Hello Blog, I missed you.
See, things got kinda hairy there for a while. I spent the fall and most of the winter working through my secret closet of hidden wierdness. Everyone has one. I just needed to clean mine out. Right now there's weird lying all over the floor and I trip over stuff on a fairly regular basis. There's a big box of crazy in the corner, but I have most of the rest cleaned up. The trick is keeping it tidy, maintaining my perspective, and not getting obsessive. Divorce watchers out there can plan to uncork a nice white wine with me on March 4, which is the date everything becomes final.

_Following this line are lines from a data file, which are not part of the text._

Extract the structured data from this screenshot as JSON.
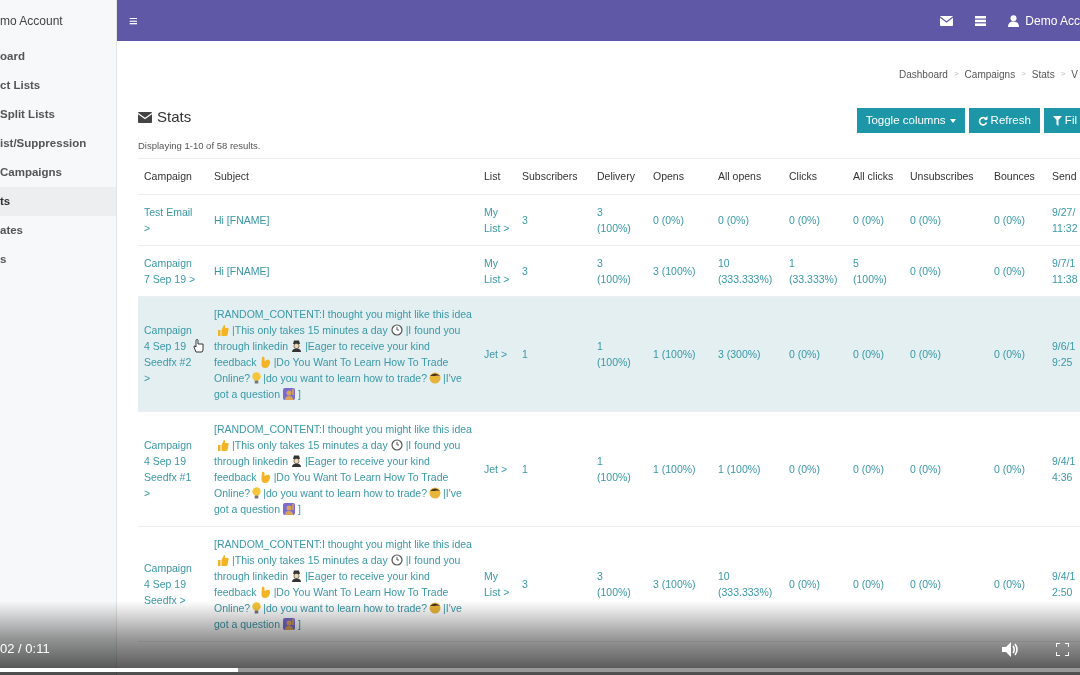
{
  "sidebar": {
    "account": "mo Account",
    "items": [
      {
        "label": "oard",
        "selected": false
      },
      {
        "label": "ct Lists",
        "selected": false
      },
      {
        "label": "Split Lists",
        "selected": false
      },
      {
        "label": "ist/Suppression",
        "selected": false
      },
      {
        "label": "Campaigns",
        "selected": false
      },
      {
        "label": "ts",
        "selected": true
      },
      {
        "label": "ates",
        "selected": false
      },
      {
        "label": "s",
        "selected": false
      }
    ]
  },
  "topbar": {
    "menu_icon": "≡",
    "user": "Demo Acc"
  },
  "breadcrumb": {
    "separator": ">",
    "items": [
      "Dashboard",
      "Campaigns",
      "Stats",
      "V"
    ]
  },
  "page_title": "Stats",
  "buttons": [
    {
      "label": "Toggle columns",
      "kind": "dropdown"
    },
    {
      "label": "Refresh",
      "kind": "refresh"
    },
    {
      "label": "Fil",
      "kind": "filter"
    }
  ],
  "summary": "Displaying 1-10 of 58 results.",
  "table": {
    "columns": [
      "Campaign",
      "Subject",
      "List",
      "Subscribers",
      "Delivery",
      "Opens",
      "All opens",
      "Clicks",
      "All clicks",
      "Unsubscribes",
      "Bounces",
      "Send"
    ],
    "rows": [
      {
        "highlighted": false,
        "campaign": "Test Email >",
        "subject": [
          "Hi [FNAME]"
        ],
        "list": "My List >",
        "values": [
          "3",
          "3 (100%)",
          "0 (0%)",
          "0 (0%)",
          "0 (0%)",
          "0 (0%)",
          "0 (0%)",
          "0 (0%)",
          "9/27/ 11:32"
        ]
      },
      {
        "highlighted": false,
        "campaign": "Campaign 7 Sep 19 >",
        "subject": [
          "Hi [FNAME]"
        ],
        "list": "My List >",
        "values": [
          "3",
          "3 (100%)",
          "3 (100%)",
          "10 (333.333%)",
          "1 (33.333%)",
          "5 (100%)",
          "0 (0%)",
          "0 (0%)",
          "9/7/1 11:38"
        ]
      },
      {
        "highlighted": true,
        "campaign": "Campaign 4 Sep 19 Seedfx #2 >",
        "subject": [
          "[RANDOM_CONTENT:I thought you might like this idea",
          "|This only takes 15 minutes a day",
          "|I found you through linkedin",
          "|Eager to receive your kind feedback",
          "|Do You Want To Learn How To Trade Online?",
          "|do you want to learn how to trade?",
          "|I've got a question",
          "]"
        ],
        "list": "Jet >",
        "values": [
          "1",
          "1 (100%)",
          "1 (100%)",
          "3 (300%)",
          "0 (0%)",
          "0 (0%)",
          "0 (0%)",
          "0 (0%)",
          "9/6/1 9:25"
        ]
      },
      {
        "highlighted": false,
        "campaign": "Campaign 4 Sep 19 Seedfx #1 >",
        "subject": [
          "[RANDOM_CONTENT:I thought you might like this idea",
          "|This only takes 15 minutes a day",
          "|I found you through linkedin",
          "|Eager to receive your kind feedback",
          "|Do You Want To Learn How To Trade Online?",
          "|do you want to learn how to trade?",
          "|I've got a question",
          "]"
        ],
        "list": "Jet >",
        "values": [
          "1",
          "1 (100%)",
          "1 (100%)",
          "1 (100%)",
          "0 (0%)",
          "0 (0%)",
          "0 (0%)",
          "0 (0%)",
          "9/4/1 4:36"
        ]
      },
      {
        "highlighted": false,
        "campaign": "Campaign 4 Sep 19 Seedfx >",
        "subject": [
          "[RANDOM_CONTENT:I thought you might like this idea",
          "|This only takes 15 minutes a day",
          "|I found you through linkedin",
          "|Eager to receive your kind feedback",
          "|Do You Want To Learn How To Trade Online?",
          "|do you want to learn how to trade?",
          "|I've got a question",
          "]"
        ],
        "list": "My List >",
        "values": [
          "3",
          "3 (100%)",
          "3 (100%)",
          "10 (333.333%)",
          "0 (0%)",
          "0 (0%)",
          "0 (0%)",
          "0 (0%)",
          "9/4/1 2:50"
        ]
      }
    ]
  },
  "video_player": {
    "time": "02 / 0:11",
    "level": 0.22
  }
}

Meanwhile, I've been knitting. My sock mojo deserted me when I discovered creative ribbing in the socks I'd started in August. I have this lovely skein of hand dyed fine sock yarn from Cider Moon (who have morphed into a different company now, and continue to make gorgeous stuff). It's called "Lost" and is all of the greens of the jungle. I love the colours and the yarn, but it didn't play nicely with any sock pattern I tried. Finally I decided to just do a regular sock with a ribbed leg to give it enough elasticity to hug my shapely calves. Honestly, you'd think I could manage K2 P2 around and around. Apparently not. I decided to try 2 circs instead of my usual dpns and to go top down instead of toe up. You know... mix it up a little... I cast on and joined to knit in the round, without twisting, then K2 P2 along the first needle, ending with a P2. No Problem.Then I started the next needle with a P2 ending with a K2. Over the next several weeks I knit sporadically on the socks and made it all the way to the heel before noticing that I had a K4 directly opposite a P4. Gah. I've ripped this yarn back out of socks at least 5 times already so made the K4 a "design element" by placing it front and centre of the leg (thereby hiding the P4 up the back like a seam) and knit the heel. About halfway down the foot (knit plain!) it occurred to me that I could very well mistakenly knit the ribbing on the second sock correctly, thereby messing it up yet again. That's when the sock mojo ran away.
A change was required, so I dug through the stash and came up with a single ball of Austerman "Gina". Novelty eyelash yarn. Horrible stuff, but soft as a kitten's belly and just as fluffy. I couldn't resist buying it for the shear novelty factor of having yarn with my name on it. Several hours of sifting through patterns on ravelry led me to this from Crazy Aunt Purl. Oh yeah.... soft fuzzy novelty yarn + super easy cute beret pattern = the start of an obsession.
"Gina" Beret (Flickr link: Have never tried this before, so don't know how it will work.)
The soft fuzziness was fairly rapidly followed by this: Manos Del Uruguay Beret I've had this single skein of Manos in beautiful fall rust colours sitting in the stash forever. Same pattern. This beret took about just over half of the skein. Holding the yarn double would have made for a warmer, firmer structure and I think I could have squeaked it out by skipping a row or two just before starting the crown decreases.
Thoroughly hooked, I took myself over to my LYS for a single skein of Meritwist which quickly became the Monet Beret because each stitch is a different colour from it's neighbours and it reminds me of a pointilist painting. Monet is soft and thick and cozy and warm and I love it.
In fact, I was stopped by a store clerk and asked about it. "Is it handknit?" she asked.
"Yes," I replied with a big smile, "I just finished it."
"It looks handknit." she appraised.
I really didn't know how to take that, and my shock must have been written all over my face because she quickly explained that she liked my beret very much and had been talking to people who were looking for a handknit chunky beret but couldn't find one in stores and wondered where I'd got mine but since I made it myself it didn't really help her problem.
Nevertheless, I decided that yet another beret was needed, this one dressier and made to match my winter dress coat in red and black. I had to search out a new pattern because I wanted this one to be a bit finer guage and, well, dressier. Opus Spicatum fit the requirements nicely. I even did a guage swatch, in the form of a pulse warmer for my daughter. Proud of myself for actually following proceedure, I happily cast on exactly as directed and knit away, two-handed fair isle just for fun. You know what's coming don't you. In fact, so did I, by the time the brim was finished. But with that brand of self-delusion peculiar to knitters I thought it would block to size. It didn't. My first attempt is now the proud possession of my colleague's almost 2 year old daughter, Isabella, whom it fits perfectly. Miniature Opus Spicatum (Cascade 220 in the round on two 5mm cable needles).
I've just finished yet another beret, but haven't yet got a picture of it. This time I just went ahead and did it using the instructions for worsted weight in The Knitter's Handy Book of Patterns by Ann Budd. If I can get the Girlchild to model it in daylight, I'll update this post with a picture for you. Tonight's tv knitting is a matching cowl for her, so you might get lucky and see both. Don't count on it though, I'm unreliable.